Risk has a mechanical, geometric shape. A mathematical model to describe the natural mechanics of game theory, created by John Nash, for example, is essentially the formula used to price financial options and futures contracts. (See articles by griffithlighton on derivatives markets, risk dimension, and formulation of the risk.)
Political scientists and economists use natural models to predict probable outcomes. These models are based on systematic incentives, which can be geometrically described with predictive utility.
A political scientist can look at Kim Jung Il and say that the systematic incentive is nuclear deterence. Nuclear physics, geometrically, is also a political-risk problem, which (like Kant said) has a naturally moral dimension, integral to knowing what objective reality actually is (with a transactional interpretation existing — addjected — on demand).
If there is a preemptive measure against N. Korea it will be because its autocratic leader demanded it. The natural identity of nuclear weapons is the deterence value, but there is still an on-demand dimension, with some assembly required, naturally existing in a moral, spatial dimension, which Objectivists describe as “arbitrary” and “delusional.”

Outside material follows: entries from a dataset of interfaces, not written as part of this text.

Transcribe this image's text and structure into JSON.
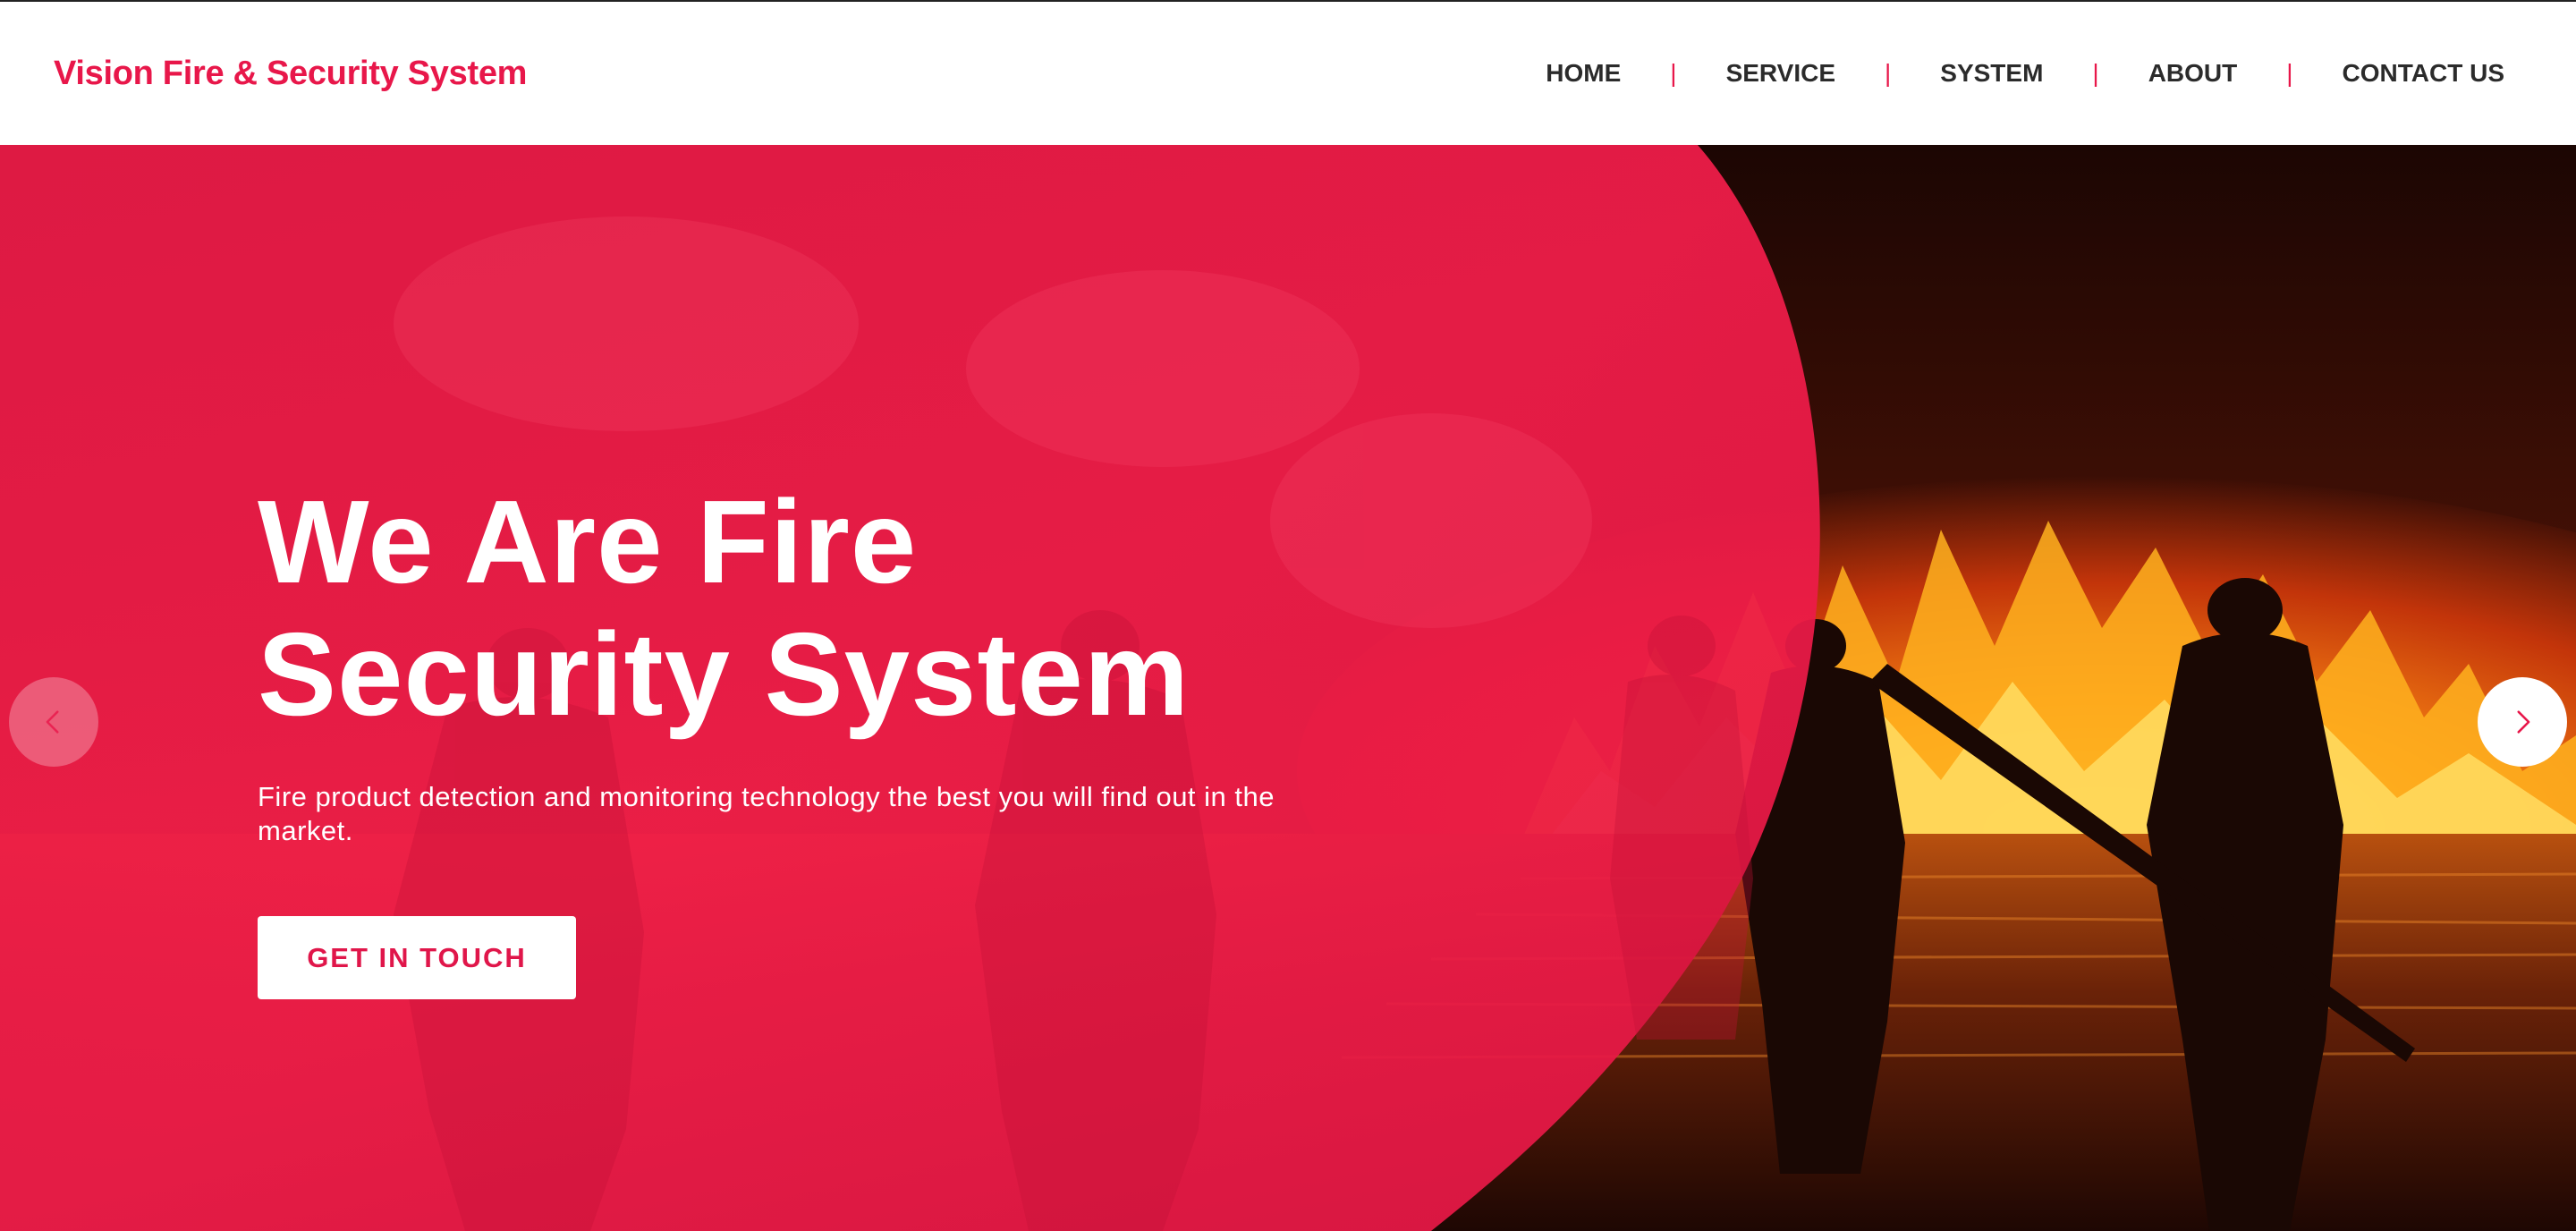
{
  "brand": {
    "name": "Vision Fire & Security System"
  },
  "nav": {
    "items": [
      {
        "label": "HOME"
      },
      {
        "label": "SERVICE"
      },
      {
        "label": "SYSTEM"
      },
      {
        "label": "ABOUT"
      },
      {
        "label": "CONTACT US"
      }
    ],
    "separator": "|"
  },
  "hero": {
    "title_line1": "We Are Fire",
    "title_line2": "Security System",
    "subtitle": "Fire product detection and monitoring technology the best you will find out in the market.",
    "cta_label": "GET IN TOUCH"
  },
  "carousel": {
    "prev_icon": "chevron-left-icon",
    "next_icon": "chevron-right-icon"
  },
  "colors": {
    "accent": "#e8174a",
    "nav_text": "#2b2b2b",
    "overlay": "#f0194b",
    "cta_text": "#e0164a"
  }
}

Nature objectively is what it is, and if you don’t care, it will make you!